Dataset rows describing interfaces:
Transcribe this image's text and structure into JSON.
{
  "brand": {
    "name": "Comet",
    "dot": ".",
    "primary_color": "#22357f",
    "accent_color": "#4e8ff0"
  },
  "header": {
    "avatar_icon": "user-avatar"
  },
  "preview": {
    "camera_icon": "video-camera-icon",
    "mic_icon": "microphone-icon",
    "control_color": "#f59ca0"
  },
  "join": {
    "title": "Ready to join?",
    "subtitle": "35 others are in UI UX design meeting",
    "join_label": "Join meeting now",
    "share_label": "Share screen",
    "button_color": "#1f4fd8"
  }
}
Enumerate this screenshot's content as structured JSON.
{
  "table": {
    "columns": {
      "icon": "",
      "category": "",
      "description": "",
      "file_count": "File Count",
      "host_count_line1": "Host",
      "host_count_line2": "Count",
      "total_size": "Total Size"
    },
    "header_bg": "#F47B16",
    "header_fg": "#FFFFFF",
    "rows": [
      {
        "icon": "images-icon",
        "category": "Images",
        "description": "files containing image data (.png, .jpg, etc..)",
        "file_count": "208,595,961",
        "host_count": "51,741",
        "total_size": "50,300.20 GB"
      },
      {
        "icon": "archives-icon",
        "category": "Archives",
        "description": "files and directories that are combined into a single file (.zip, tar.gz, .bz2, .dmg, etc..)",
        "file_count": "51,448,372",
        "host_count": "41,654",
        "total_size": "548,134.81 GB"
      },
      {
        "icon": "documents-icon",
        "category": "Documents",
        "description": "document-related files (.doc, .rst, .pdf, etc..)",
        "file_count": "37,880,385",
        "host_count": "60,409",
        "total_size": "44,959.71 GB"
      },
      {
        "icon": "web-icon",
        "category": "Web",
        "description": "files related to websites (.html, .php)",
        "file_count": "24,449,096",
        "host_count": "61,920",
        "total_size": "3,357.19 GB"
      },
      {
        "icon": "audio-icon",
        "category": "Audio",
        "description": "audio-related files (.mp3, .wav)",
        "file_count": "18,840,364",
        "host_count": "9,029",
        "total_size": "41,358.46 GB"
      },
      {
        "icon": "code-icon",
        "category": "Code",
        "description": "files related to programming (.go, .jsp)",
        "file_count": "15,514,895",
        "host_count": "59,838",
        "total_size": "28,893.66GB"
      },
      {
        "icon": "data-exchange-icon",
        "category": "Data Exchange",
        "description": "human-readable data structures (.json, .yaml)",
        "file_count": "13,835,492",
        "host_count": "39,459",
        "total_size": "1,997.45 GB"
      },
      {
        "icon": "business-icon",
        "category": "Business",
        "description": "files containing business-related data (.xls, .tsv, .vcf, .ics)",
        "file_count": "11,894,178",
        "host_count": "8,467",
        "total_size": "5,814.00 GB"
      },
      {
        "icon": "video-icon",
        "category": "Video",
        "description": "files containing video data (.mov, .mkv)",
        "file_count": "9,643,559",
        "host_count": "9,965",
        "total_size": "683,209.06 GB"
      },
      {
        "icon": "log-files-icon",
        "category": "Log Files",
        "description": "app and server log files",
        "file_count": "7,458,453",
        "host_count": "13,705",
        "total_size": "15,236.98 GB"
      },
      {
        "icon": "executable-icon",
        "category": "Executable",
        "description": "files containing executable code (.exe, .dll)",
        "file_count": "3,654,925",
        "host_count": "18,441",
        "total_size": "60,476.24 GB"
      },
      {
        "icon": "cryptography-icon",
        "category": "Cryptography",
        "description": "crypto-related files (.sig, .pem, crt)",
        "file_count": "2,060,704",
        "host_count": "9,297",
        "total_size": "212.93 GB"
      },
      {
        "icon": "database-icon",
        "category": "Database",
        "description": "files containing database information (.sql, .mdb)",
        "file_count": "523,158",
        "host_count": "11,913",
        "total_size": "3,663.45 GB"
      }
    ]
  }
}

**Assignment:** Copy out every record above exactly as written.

**Result for this exercise:**
Transcribe this image's text and structure into JSON.
{
  "brand": {
    "name": "Comet",
    "dot": ".",
    "primary_color": "#22357f",
    "accent_color": "#4e8ff0"
  },
  "header": {
    "avatar_icon": "user-avatar"
  },
  "preview": {
    "camera_icon": "video-camera-icon",
    "mic_icon": "microphone-icon",
    "control_color": "#f59ca0"
  },
  "join": {
    "title": "Ready to join?",
    "subtitle": "35 others are in UI UX design meeting",
    "join_label": "Join meeting now",
    "share_label": "Share screen",
    "button_color": "#1f4fd8"
  }
}
Enumerate this screenshot's content as structured JSON.
{
  "table": {
    "columns": {
      "icon": "",
      "category": "",
      "description": "",
      "file_count": "File Count",
      "host_count_line1": "Host",
      "host_count_line2": "Count",
      "total_size": "Total Size"
    },
    "header_bg": "#F47B16",
    "header_fg": "#FFFFFF",
    "rows": [
      {
        "icon": "images-icon",
        "category": "Images",
        "description": "files containing image data (.png, .jpg, etc..)",
        "file_count": "208,595,961",
        "host_count": "51,741",
        "total_size": "50,300.20 GB"
      },
      {
        "icon": "archives-icon",
        "category": "Archives",
        "description": "files and directories that are combined into a single file (.zip, tar.gz, .bz2, .dmg, etc..)",
        "file_count": "51,448,372",
        "host_count": "41,654",
        "total_size": "548,134.81 GB"
      },
      {
        "icon": "documents-icon",
        "category": "Documents",
        "description": "document-related files (.doc, .rst, .pdf, etc..)",
        "file_count": "37,880,385",
        "host_count": "60,409",
        "total_size": "44,959.71 GB"
      },
      {
        "icon": "web-icon",
        "category": "Web",
        "description": "files related to websites (.html, .php)",
        "file_count": "24,449,096",
        "host_count": "61,920",
        "total_size": "3,357.19 GB"
      },
      {
        "icon": "audio-icon",
        "category": "Audio",
        "description": "audio-related files (.mp3, .wav)",
        "file_count": "18,840,364",
        "host_count": "9,029",
        "total_size": "41,358.46 GB"
      },
      {
        "icon": "code-icon",
        "category": "Code",
        "description": "files related to programming (.go, .jsp)",
        "file_count": "15,514,895",
        "host_count": "59,838",
        "total_size": "28,893.66GB"
      },
      {
        "icon": "data-exchange-icon",
        "category": "Data Exchange",
        "description": "human-readable data structures (.json, .yaml)",
        "file_count": "13,835,492",
        "host_count": "39,459",
        "total_size": "1,997.45 GB"
      },
      {
        "icon": "business-icon",
        "category": "Business",
        "description": "files containing business-related data (.xls, .tsv, .vcf, .ics)",
        "file_count": "11,894,178",
        "host_count": "8,467",
        "total_size": "5,814.00 GB"
      },
      {
        "icon": "video-icon",
        "category": "Video",
        "description": "files containing video data (.mov, .mkv)",
        "file_count": "9,643,559",
        "host_count": "9,965",
        "total_size": "683,209.06 GB"
      },
      {
        "icon": "log-files-icon",
        "category": "Log Files",
        "description": "app and server log files",
        "file_count": "7,458,453",
        "host_count": "13,705",
        "total_size": "15,236.98 GB"
      },
      {
        "icon": "executable-icon",
        "category": "Executable",
        "description": "files containing executable code (.exe, .dll)",
        "file_count": "3,654,925",
        "host_count": "18,441",
        "total_size": "60,476.24 GB"
      },
      {
        "icon": "cryptography-icon",
        "category": "Cryptography",
        "description": "crypto-related files (.sig, .pem, crt)",
        "file_count": "2,060,704",
        "host_count": "9,297",
        "total_size": "212.93 GB"
      },
      {
        "icon": "database-icon",
        "category": "Database",
        "description": "files containing database information (.sql, .mdb)",
        "file_count": "523,158",
        "host_count": "11,913",
        "total_size": "3,663.45 GB"
      }
    ]
  }
}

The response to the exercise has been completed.